This entry was posted in gender, heterosexism, kindergarten, Out in the world, parenting, role models, school, Uncategorized and tagged , , , , , . Bookmark the permalink.

4 Responses to Rainbow K

  1. epte says:

    Sara, thank you for posting this column. It gave me a lot of insight into how parents feel when seeing their children off to the start of a life in school.

    I also think of how when I was growing up, a teacher like Monsieur L in all likelihood would have been forced to be closeted. I had marvellous teachers who, because of the culture in general, and even at a school which was considered progressive, would not have felt free to put a rainbow flag in the pencil-holder, much less introduce a partner to the class in a unit on diversity.
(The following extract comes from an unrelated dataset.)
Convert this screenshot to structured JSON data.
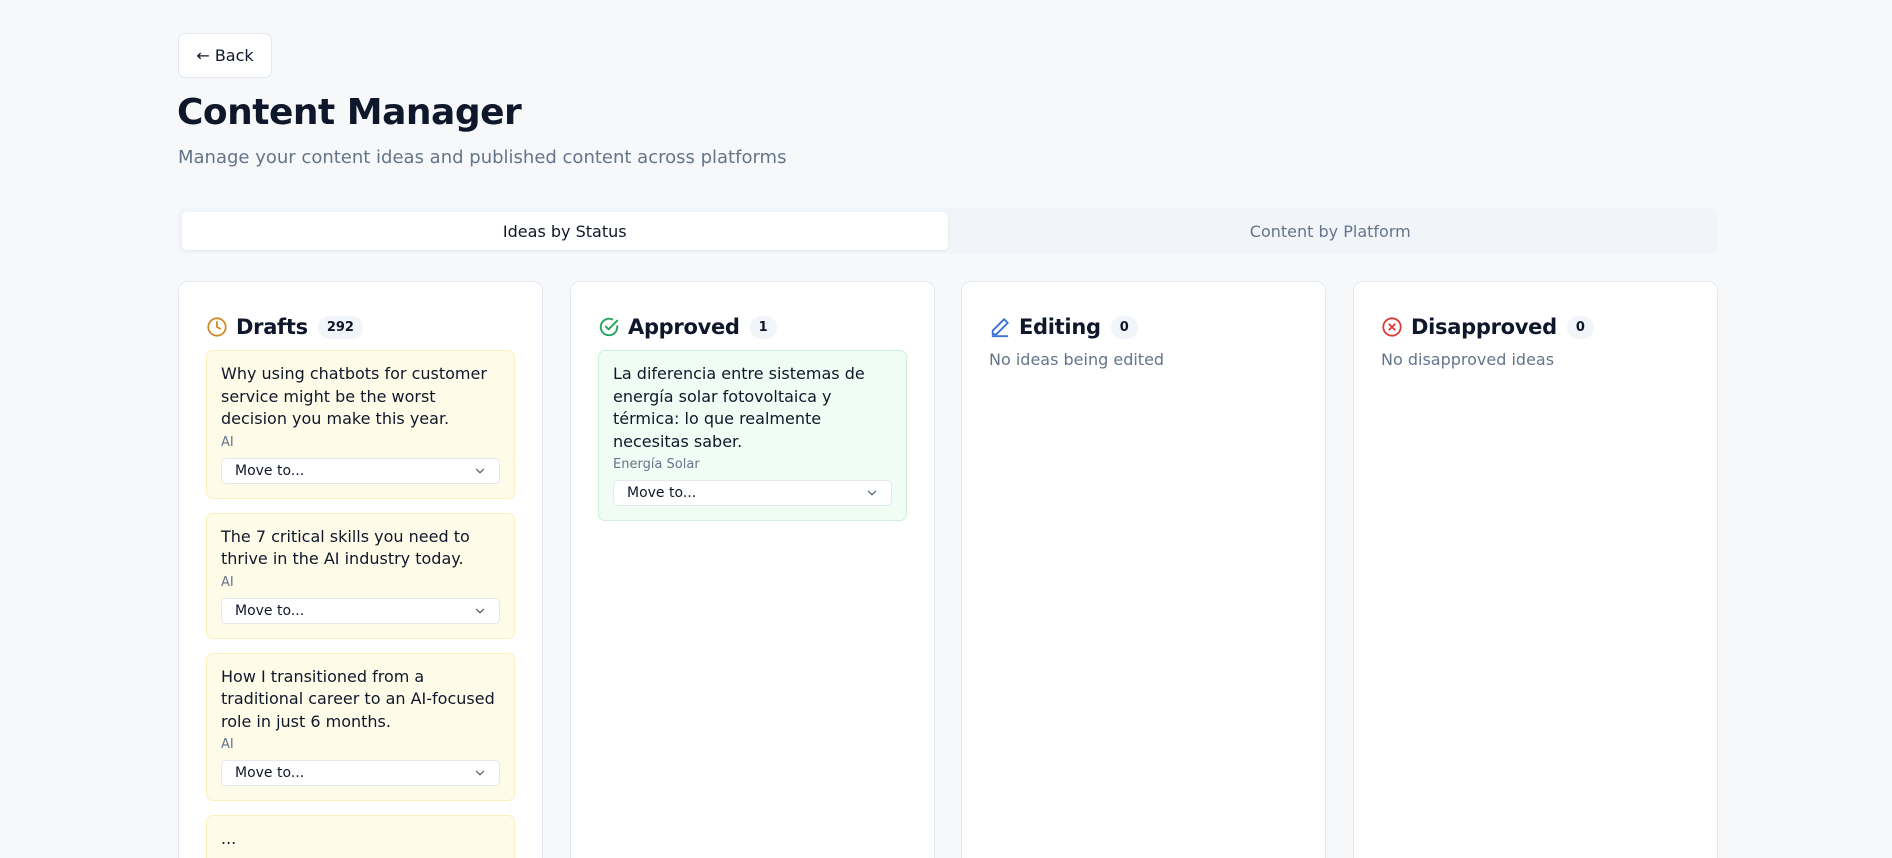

It’s so good to know there’s been some true progress since then.

  2. Lu says:

    Wonderful!!!! I love it! Sounds like a great experience for Aiden (and you and Amanda). Thanks for writing – I always enjoy your articles 🙂

  3. Cee Lee 22 says:

    glad to hear all is going supremely well in the ‘chocolate school’ I’m still a bit disappointed tho that it is PAC not Pack for the PTA equivalent.

  4. Pingback: My First and Last, My One and Only | Gay Girls Make Great Moms

Leave a Reply

Fill in your details below or click an icon to log in:

WordPress.com Logo

You are commenting using your WordPress.com account. Log Out /  Change )

Google photo

You are commenting using your Google account. Log Out /  Change )

Twitter picture

You are commenting using your Twitter account. Log Out /  Change )

Facebook photo

You are commenting using your Facebook account. Log Out /  Change )

Connecting to %s